> Problem requirements
Return a faithful copy of all the entries, omitting the images.

> Exercise materials
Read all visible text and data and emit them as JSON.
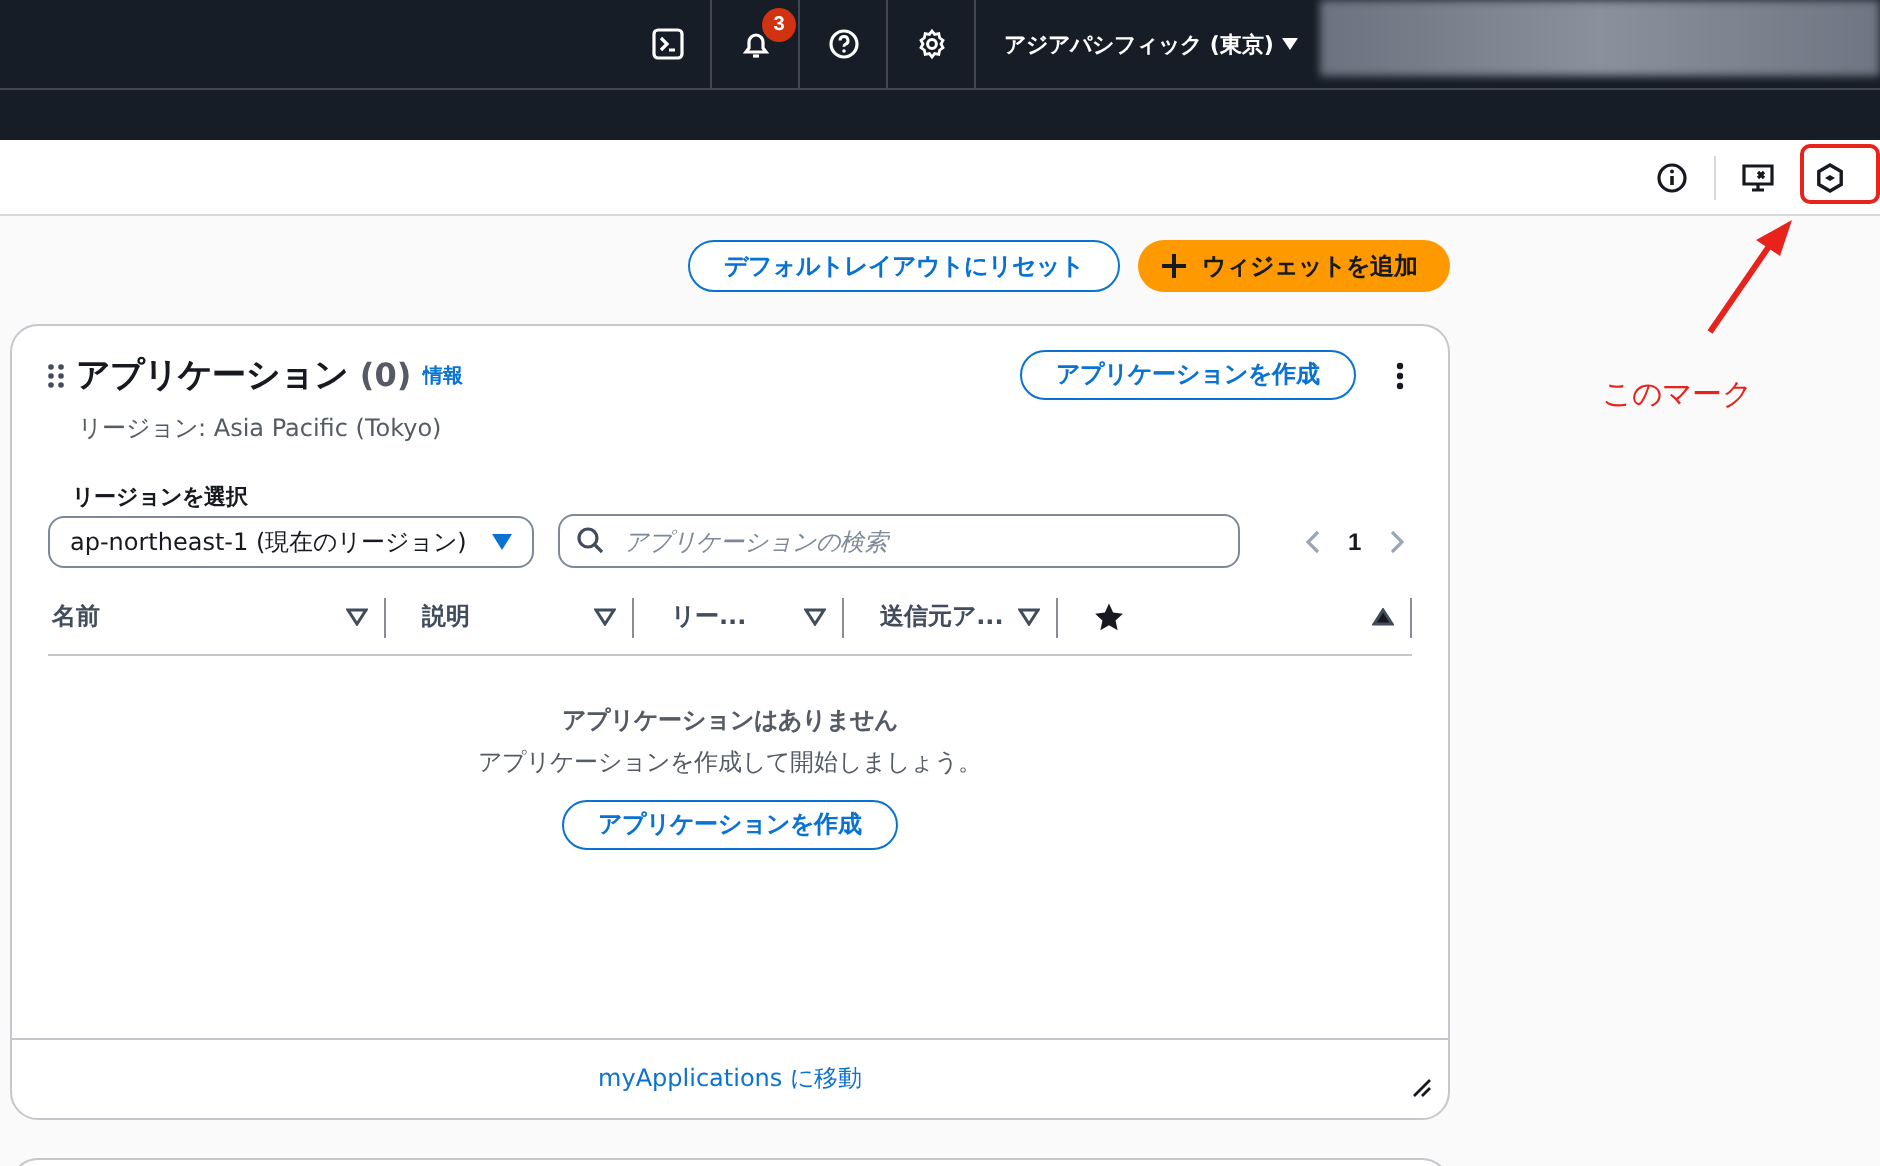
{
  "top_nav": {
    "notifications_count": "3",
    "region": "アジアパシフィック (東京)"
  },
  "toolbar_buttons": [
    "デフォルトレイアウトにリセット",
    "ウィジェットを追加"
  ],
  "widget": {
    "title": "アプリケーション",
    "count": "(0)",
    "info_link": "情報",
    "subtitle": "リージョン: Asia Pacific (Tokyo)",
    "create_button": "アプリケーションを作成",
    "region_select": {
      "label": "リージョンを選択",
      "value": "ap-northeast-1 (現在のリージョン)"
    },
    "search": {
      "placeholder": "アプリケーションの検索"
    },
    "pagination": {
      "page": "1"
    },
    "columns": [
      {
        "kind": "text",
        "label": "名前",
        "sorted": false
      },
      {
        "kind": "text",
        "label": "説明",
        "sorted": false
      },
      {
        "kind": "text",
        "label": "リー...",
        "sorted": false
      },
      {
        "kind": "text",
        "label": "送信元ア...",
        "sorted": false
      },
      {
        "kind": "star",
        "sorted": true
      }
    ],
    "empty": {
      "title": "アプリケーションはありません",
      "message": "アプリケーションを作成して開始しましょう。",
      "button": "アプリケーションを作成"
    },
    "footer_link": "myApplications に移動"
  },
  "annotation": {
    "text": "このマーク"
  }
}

> Response for this exercise
Read all visible text and data and emit them as JSON.
{
  "top_nav": {
    "notifications_count": "3",
    "region": "アジアパシフィック (東京)"
  },
  "toolbar_buttons": [
    "デフォルトレイアウトにリセット",
    "ウィジェットを追加"
  ],
  "widget": {
    "title": "アプリケーション",
    "count": "(0)",
    "info_link": "情報",
    "subtitle": "リージョン: Asia Pacific (Tokyo)",
    "create_button": "アプリケーションを作成",
    "region_select": {
      "label": "リージョンを選択",
      "value": "ap-northeast-1 (現在のリージョン)"
    },
    "search": {
      "placeholder": "アプリケーションの検索"
    },
    "pagination": {
      "page": "1"
    },
    "columns": [
      {
        "kind": "text",
        "label": "名前",
        "sorted": false
      },
      {
        "kind": "text",
        "label": "説明",
        "sorted": false
      },
      {
        "kind": "text",
        "label": "リー...",
        "sorted": false
      },
      {
        "kind": "text",
        "label": "送信元ア...",
        "sorted": false
      },
      {
        "kind": "star",
        "sorted": true
      }
    ],
    "empty": {
      "title": "アプリケーションはありません",
      "message": "アプリケーションを作成して開始しましょう。",
      "button": "アプリケーションを作成"
    },
    "footer_link": "myApplications に移動"
  },
  "annotation": {
    "text": "このマーク"
  }
}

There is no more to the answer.